Aim of the task. Repeat each entry in the data, exactly.

....

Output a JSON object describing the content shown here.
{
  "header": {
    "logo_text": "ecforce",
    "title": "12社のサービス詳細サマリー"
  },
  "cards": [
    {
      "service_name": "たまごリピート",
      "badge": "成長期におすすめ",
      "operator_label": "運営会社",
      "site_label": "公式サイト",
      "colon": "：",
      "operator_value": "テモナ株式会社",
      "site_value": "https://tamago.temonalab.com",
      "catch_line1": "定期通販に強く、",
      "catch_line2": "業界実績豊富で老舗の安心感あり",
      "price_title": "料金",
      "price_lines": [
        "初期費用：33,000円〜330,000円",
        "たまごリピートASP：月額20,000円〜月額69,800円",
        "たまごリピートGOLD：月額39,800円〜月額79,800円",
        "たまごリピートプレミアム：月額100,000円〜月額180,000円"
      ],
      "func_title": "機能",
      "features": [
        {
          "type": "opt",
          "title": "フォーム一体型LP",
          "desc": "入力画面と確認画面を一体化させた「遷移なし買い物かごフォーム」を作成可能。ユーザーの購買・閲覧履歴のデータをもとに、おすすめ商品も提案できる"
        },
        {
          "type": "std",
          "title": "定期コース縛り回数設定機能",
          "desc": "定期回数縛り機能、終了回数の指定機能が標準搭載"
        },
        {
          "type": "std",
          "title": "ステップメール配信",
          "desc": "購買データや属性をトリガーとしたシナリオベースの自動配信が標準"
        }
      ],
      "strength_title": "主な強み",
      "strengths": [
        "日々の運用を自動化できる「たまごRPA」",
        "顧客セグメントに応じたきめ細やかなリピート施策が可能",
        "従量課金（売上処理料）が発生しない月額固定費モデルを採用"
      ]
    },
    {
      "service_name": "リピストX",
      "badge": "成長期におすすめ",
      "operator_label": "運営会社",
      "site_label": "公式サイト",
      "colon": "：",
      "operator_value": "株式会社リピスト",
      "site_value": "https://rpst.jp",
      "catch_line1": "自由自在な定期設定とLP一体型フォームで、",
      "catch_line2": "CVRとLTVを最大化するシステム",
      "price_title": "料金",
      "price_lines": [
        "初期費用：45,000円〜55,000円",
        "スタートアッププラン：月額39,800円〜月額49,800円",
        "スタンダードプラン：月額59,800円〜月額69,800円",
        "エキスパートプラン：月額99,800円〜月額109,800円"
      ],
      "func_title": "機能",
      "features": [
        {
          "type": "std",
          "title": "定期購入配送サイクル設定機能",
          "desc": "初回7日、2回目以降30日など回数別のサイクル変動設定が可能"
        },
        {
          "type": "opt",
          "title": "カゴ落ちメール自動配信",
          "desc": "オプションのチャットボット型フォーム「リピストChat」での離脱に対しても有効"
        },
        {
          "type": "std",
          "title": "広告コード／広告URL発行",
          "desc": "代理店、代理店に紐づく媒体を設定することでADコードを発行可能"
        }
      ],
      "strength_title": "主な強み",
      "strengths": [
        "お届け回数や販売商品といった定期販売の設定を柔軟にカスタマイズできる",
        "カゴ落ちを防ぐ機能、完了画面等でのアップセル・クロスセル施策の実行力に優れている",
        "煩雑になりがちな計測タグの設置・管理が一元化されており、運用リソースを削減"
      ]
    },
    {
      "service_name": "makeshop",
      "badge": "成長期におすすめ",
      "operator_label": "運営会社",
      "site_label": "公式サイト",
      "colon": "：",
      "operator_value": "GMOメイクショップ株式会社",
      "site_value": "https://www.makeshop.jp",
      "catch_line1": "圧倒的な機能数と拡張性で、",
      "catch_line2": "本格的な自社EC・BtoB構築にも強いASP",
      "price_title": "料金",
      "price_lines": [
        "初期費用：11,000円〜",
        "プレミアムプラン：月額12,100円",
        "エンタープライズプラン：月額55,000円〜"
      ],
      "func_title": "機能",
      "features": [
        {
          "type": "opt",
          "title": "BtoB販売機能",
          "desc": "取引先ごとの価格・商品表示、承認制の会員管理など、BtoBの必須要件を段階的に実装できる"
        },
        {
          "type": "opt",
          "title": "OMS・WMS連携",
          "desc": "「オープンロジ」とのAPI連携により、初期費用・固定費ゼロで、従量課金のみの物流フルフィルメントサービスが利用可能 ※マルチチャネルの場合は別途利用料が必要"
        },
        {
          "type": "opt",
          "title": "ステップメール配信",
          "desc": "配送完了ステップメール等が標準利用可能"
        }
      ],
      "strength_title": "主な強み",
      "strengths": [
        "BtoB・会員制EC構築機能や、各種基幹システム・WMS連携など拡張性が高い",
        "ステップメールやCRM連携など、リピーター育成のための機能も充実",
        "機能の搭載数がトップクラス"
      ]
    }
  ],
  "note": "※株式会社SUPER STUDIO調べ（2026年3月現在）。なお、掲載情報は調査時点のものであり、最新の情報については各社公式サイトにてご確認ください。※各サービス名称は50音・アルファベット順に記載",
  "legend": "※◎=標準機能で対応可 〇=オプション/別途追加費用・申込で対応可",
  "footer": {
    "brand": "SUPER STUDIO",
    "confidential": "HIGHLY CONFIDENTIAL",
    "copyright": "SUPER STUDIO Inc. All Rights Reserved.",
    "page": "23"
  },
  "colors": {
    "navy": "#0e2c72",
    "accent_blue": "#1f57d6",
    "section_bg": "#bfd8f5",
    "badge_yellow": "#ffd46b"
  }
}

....

Response area.
Output a JSON object describing the content shown here.
{
  "header": {
    "logo_text": "ecforce",
    "title": "12社のサービス詳細サマリー"
  },
  "cards": [
    {
      "service_name": "たまごリピート",
      "badge": "成長期におすすめ",
      "operator_label": "運営会社",
      "site_label": "公式サイト",
      "colon": "：",
      "operator_value": "テモナ株式会社",
      "site_value": "https://tamago.temonalab.com",
      "catch_line1": "定期通販に強く、",
      "catch_line2": "業界実績豊富で老舗の安心感あり",
      "price_title": "料金",
      "price_lines": [
        "初期費用：33,000円〜330,000円",
        "たまごリピートASP：月額20,000円〜月額69,800円",
        "たまごリピートGOLD：月額39,800円〜月額79,800円",
        "たまごリピートプレミアム：月額100,000円〜月額180,000円"
      ],
      "func_title": "機能",
      "features": [
        {
          "type": "opt",
          "title": "フォーム一体型LP",
          "desc": "入力画面と確認画面を一体化させた「遷移なし買い物かごフォーム」を作成可能。ユーザーの購買・閲覧履歴のデータをもとに、おすすめ商品も提案できる"
        },
        {
          "type": "std",
          "title": "定期コース縛り回数設定機能",
          "desc": "定期回数縛り機能、終了回数の指定機能が標準搭載"
        },
        {
          "type": "std",
          "title": "ステップメール配信",
          "desc": "購買データや属性をトリガーとしたシナリオベースの自動配信が標準"
        }
      ],
      "strength_title": "主な強み",
      "strengths": [
        "日々の運用を自動化できる「たまごRPA」",
        "顧客セグメントに応じたきめ細やかなリピート施策が可能",
        "従量課金（売上処理料）が発生しない月額固定費モデルを採用"
      ]
    },
    {
      "service_name": "リピストX",
      "badge": "成長期におすすめ",
      "operator_label": "運営会社",
      "site_label": "公式サイト",
      "colon": "：",
      "operator_value": "株式会社リピスト",
      "site_value": "https://rpst.jp",
      "catch_line1": "自由自在な定期設定とLP一体型フォームで、",
      "catch_line2": "CVRとLTVを最大化するシステム",
      "price_title": "料金",
      "price_lines": [
        "初期費用：45,000円〜55,000円",
        "スタートアッププラン：月額39,800円〜月額49,800円",
        "スタンダードプラン：月額59,800円〜月額69,800円",
        "エキスパートプラン：月額99,800円〜月額109,800円"
      ],
      "func_title": "機能",
      "features": [
        {
          "type": "std",
          "title": "定期購入配送サイクル設定機能",
          "desc": "初回7日、2回目以降30日など回数別のサイクル変動設定が可能"
        },
        {
          "type": "opt",
          "title": "カゴ落ちメール自動配信",
          "desc": "オプションのチャットボット型フォーム「リピストChat」での離脱に対しても有効"
        },
        {
          "type": "std",
          "title": "広告コード／広告URL発行",
          "desc": "代理店、代理店に紐づく媒体を設定することでADコードを発行可能"
        }
      ],
      "strength_title": "主な強み",
      "strengths": [
        "お届け回数や販売商品といった定期販売の設定を柔軟にカスタマイズできる",
        "カゴ落ちを防ぐ機能、完了画面等でのアップセル・クロスセル施策の実行力に優れている",
        "煩雑になりがちな計測タグの設置・管理が一元化されており、運用リソースを削減"
      ]
    },
    {
      "service_name": "makeshop",
      "badge": "成長期におすすめ",
      "operator_label": "運営会社",
      "site_label": "公式サイト",
      "colon": "：",
      "operator_value": "GMOメイクショップ株式会社",
      "site_value": "https://www.makeshop.jp",
      "catch_line1": "圧倒的な機能数と拡張性で、",
      "catch_line2": "本格的な自社EC・BtoB構築にも強いASP",
      "price_title": "料金",
      "price_lines": [
        "初期費用：11,000円〜",
        "プレミアムプラン：月額12,100円",
        "エンタープライズプラン：月額55,000円〜"
      ],
      "func_title": "機能",
      "features": [
        {
          "type": "opt",
          "title": "BtoB販売機能",
          "desc": "取引先ごとの価格・商品表示、承認制の会員管理など、BtoBの必須要件を段階的に実装できる"
        },
        {
          "type": "opt",
          "title": "OMS・WMS連携",
          "desc": "「オープンロジ」とのAPI連携により、初期費用・固定費ゼロで、従量課金のみの物流フルフィルメントサービスが利用可能 ※マルチチャネルの場合は別途利用料が必要"
        },
        {
          "type": "opt",
          "title": "ステップメール配信",
          "desc": "配送完了ステップメール等が標準利用可能"
        }
      ],
      "strength_title": "主な強み",
      "strengths": [
        "BtoB・会員制EC構築機能や、各種基幹システム・WMS連携など拡張性が高い",
        "ステップメールやCRM連携など、リピーター育成のための機能も充実",
        "機能の搭載数がトップクラス"
      ]
    }
  ],
  "note": "※株式会社SUPER STUDIO調べ（2026年3月現在）。なお、掲載情報は調査時点のものであり、最新の情報については各社公式サイトにてご確認ください。※各サービス名称は50音・アルファベット順に記載",
  "legend": "※◎=標準機能で対応可 〇=オプション/別途追加費用・申込で対応可",
  "footer": {
    "brand": "SUPER STUDIO",
    "confidential": "HIGHLY CONFIDENTIAL",
    "copyright": "SUPER STUDIO Inc. All Rights Reserved.",
    "page": "23"
  },
  "colors": {
    "navy": "#0e2c72",
    "accent_blue": "#1f57d6",
    "section_bg": "#bfd8f5",
    "badge_yellow": "#ffd46b"
  }
}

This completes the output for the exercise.